Even the widow could tell the fight wouldn't be a fair one.
“Who's gonna count three minutes?” a voice
“Never mind counting, it's first man down, is all.”
“You have to count. You gotta have rounds.”
But the fighters were already at it, the boy striking first with a long,
slow-armed swing and receiving a walloping counterpunch in return.
“There's no rounds and there's no betting. This is a
church, for Chri . . . Anyway, you don't need it.”
“'Course you do.”
“No, you don't.”
“Well, what if it's a tie? What then?”
“There won't be a tie.”
“No man wins every time, I don't care who he is. Think about
it! You don't expect a coin to always come up heads, do you?”
“I would if the Rev was on the coin!” This remark produced an
approving roar of laughter from the men, who were now standing to get a look at the
progress of the fight. The widow was gritting her teeth, her eyes riveted on the
“If the Rev was on the coin he'd beat the knickers off the
Queen!” roared a young fellow. With that, there was laughter and a stomping of
feet. The thundering sound alarmed the widow, and she felt suddenly certain that the
place was about to fall apart around her ears.
“Stop it!” she barked at no one. They all sat down again,
grins fading on their rueful faces.
“'Scuse us, ma'am.”
There was a hollow
and Ricky emitted a grunt. The Reverend
was stepping back and sideways, back and sideways, his head dodging Ricky's blows.
Then they came together in a staggering clinch, the floorboards sagging under them, and
exchanged rabbit punches. Finally, the widow couldn't watch any longer and she
buried her face in the Reverend's coat.
“Go, Ricky boy! Give it to him!”
“He ain't about to win. Don't waste your
“Sure he is, just look at him! He's bigger than all of us put
together. He's gonna win just from sheer size. . . . Aw, dammit.”
“All right, what'd'ya think of that?”
“Oh! I can't watch.”

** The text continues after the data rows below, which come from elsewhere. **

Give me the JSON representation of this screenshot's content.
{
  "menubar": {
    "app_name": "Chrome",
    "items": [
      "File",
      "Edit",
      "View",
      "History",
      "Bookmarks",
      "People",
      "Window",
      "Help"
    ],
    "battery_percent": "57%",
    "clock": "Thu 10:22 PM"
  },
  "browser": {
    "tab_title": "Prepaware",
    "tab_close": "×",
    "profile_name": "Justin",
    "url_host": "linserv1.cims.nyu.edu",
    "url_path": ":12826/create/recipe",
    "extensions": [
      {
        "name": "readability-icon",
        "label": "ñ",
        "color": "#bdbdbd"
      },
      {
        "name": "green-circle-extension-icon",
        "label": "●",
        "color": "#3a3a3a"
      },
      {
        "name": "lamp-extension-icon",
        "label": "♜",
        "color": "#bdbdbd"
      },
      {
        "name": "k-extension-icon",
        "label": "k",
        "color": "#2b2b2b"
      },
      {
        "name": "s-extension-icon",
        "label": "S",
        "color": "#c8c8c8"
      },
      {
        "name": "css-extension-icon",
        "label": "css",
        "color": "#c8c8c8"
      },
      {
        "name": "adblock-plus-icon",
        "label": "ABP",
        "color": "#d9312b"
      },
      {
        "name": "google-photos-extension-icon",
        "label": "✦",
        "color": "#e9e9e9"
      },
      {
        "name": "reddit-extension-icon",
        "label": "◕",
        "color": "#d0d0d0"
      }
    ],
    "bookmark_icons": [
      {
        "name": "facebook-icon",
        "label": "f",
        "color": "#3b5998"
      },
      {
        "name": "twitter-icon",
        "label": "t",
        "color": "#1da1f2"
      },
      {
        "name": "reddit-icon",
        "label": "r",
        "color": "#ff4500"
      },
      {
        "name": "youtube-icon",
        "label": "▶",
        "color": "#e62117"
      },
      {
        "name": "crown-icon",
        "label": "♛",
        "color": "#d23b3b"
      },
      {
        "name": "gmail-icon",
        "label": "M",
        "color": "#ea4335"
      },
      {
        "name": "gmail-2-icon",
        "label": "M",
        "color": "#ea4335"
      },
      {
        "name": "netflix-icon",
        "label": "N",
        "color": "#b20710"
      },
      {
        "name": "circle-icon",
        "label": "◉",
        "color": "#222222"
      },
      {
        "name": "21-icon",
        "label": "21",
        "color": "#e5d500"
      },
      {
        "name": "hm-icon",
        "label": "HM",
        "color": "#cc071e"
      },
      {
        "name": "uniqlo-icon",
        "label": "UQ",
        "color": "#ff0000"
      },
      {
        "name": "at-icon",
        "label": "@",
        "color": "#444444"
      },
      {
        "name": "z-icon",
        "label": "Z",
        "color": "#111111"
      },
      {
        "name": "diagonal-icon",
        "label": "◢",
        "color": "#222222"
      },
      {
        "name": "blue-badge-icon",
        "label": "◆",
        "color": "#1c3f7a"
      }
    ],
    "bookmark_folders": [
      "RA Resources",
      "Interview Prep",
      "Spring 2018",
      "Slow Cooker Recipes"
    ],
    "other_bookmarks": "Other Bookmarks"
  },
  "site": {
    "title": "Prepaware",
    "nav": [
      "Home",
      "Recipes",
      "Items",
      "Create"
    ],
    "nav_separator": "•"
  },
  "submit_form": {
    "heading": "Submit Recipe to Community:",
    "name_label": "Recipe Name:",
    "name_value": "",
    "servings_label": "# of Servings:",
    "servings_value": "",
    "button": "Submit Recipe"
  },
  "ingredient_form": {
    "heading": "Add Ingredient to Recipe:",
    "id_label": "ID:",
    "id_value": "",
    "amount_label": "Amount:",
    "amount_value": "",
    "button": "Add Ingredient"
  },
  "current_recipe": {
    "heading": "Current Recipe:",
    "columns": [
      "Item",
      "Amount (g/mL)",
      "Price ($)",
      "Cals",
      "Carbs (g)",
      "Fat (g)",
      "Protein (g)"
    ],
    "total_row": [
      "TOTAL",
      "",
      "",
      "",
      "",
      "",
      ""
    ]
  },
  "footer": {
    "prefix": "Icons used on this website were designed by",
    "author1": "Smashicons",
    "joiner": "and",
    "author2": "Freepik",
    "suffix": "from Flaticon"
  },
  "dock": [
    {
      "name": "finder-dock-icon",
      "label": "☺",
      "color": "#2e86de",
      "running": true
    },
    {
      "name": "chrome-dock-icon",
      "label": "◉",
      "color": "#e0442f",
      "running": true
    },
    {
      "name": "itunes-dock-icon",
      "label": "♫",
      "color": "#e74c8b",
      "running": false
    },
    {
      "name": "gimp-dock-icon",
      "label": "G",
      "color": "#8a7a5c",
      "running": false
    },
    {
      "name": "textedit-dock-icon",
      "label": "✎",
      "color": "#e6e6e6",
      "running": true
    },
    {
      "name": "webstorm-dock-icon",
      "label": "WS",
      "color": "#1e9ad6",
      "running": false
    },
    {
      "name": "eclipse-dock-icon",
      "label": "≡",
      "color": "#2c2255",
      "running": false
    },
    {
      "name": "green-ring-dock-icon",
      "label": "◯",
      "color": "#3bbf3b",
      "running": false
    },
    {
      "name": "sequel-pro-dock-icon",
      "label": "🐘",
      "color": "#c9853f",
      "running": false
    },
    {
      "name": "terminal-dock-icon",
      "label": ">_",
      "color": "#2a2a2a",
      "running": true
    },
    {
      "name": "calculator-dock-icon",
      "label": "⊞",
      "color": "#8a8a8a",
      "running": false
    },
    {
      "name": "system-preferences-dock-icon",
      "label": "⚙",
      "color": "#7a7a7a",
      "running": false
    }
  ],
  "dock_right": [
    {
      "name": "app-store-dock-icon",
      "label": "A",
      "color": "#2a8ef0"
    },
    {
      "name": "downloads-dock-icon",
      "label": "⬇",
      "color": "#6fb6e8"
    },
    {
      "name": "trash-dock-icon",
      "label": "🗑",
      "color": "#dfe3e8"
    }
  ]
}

“He's finished. The boy's done.”
“No, no, no. Give him a second. He'll recover.”
“He hasn't got a second. The Rev's coming . . .
“There goes your boy. Lookit him.”
“Told ya so.”